— RECORDS SHOWN —
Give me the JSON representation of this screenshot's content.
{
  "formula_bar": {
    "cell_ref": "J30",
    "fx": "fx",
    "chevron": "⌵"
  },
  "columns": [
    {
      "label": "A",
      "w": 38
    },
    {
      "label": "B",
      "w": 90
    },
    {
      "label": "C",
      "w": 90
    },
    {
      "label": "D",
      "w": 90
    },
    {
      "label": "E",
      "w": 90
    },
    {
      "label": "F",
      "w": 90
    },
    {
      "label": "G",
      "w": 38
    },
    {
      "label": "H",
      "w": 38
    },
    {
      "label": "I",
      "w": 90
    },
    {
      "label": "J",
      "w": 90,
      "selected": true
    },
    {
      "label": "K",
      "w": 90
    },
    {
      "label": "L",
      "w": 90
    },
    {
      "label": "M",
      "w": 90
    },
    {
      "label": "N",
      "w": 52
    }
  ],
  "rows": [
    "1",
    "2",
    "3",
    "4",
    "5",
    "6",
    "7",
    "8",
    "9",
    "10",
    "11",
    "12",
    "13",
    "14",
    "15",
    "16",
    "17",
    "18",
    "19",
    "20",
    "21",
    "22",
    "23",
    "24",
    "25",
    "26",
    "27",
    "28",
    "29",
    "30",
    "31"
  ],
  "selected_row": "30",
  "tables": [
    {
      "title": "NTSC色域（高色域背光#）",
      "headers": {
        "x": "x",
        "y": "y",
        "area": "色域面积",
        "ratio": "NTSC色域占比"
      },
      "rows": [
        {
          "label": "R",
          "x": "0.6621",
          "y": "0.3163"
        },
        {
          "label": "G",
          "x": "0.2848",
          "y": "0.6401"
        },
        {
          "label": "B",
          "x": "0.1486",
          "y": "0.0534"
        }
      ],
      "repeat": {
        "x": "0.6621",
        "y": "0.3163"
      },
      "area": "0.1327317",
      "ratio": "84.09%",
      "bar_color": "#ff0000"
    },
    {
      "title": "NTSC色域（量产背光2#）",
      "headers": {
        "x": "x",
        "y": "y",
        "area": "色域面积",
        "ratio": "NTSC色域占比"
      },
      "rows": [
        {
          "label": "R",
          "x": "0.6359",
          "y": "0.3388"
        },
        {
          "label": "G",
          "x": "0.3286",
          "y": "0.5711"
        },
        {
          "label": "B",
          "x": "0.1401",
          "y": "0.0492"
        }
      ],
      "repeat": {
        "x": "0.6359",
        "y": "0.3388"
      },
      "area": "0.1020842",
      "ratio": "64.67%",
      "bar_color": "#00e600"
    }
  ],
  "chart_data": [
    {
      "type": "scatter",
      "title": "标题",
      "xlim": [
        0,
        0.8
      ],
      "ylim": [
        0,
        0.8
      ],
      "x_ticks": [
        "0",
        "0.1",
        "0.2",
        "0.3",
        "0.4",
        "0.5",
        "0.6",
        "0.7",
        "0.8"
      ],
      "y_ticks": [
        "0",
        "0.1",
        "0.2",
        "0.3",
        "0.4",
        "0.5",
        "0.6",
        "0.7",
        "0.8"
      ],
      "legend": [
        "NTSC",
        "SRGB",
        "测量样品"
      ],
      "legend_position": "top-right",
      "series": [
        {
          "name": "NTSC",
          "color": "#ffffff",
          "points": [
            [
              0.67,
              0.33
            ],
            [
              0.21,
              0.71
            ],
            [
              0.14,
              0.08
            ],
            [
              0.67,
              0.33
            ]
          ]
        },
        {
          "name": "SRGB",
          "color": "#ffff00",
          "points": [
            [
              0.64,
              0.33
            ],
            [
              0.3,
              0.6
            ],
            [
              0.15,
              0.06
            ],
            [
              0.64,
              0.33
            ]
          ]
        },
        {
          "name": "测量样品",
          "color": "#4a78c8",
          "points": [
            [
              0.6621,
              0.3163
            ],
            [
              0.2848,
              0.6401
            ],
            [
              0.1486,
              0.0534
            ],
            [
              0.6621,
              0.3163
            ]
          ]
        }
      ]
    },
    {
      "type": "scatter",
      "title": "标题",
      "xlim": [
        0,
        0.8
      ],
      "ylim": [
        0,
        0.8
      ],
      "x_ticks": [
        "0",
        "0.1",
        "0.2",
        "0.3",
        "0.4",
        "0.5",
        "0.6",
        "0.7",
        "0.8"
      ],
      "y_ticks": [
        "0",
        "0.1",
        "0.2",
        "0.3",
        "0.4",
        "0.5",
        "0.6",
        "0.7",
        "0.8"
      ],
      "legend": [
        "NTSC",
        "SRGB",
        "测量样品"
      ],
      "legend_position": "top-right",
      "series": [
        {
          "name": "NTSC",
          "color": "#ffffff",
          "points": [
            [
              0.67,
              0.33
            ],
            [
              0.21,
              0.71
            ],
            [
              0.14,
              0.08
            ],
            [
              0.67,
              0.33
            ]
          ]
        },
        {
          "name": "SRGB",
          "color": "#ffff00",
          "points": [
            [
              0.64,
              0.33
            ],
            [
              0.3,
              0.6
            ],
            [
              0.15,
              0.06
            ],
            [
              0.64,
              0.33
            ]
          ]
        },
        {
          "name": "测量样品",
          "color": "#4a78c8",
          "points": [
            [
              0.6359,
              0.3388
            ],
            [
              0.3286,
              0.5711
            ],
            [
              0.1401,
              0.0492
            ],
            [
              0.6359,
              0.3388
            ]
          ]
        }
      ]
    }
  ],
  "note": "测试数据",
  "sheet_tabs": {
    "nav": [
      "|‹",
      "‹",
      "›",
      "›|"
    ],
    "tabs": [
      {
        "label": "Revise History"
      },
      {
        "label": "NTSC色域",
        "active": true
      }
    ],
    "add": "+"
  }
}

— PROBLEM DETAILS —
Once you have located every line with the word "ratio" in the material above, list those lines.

— ANSWER TO THE EXERCISE —
        "ratio": "NTSC色域占比"
      "ratio": "84.09%",
        "ratio": "NTSC色域占比"
      "ratio": "64.67%",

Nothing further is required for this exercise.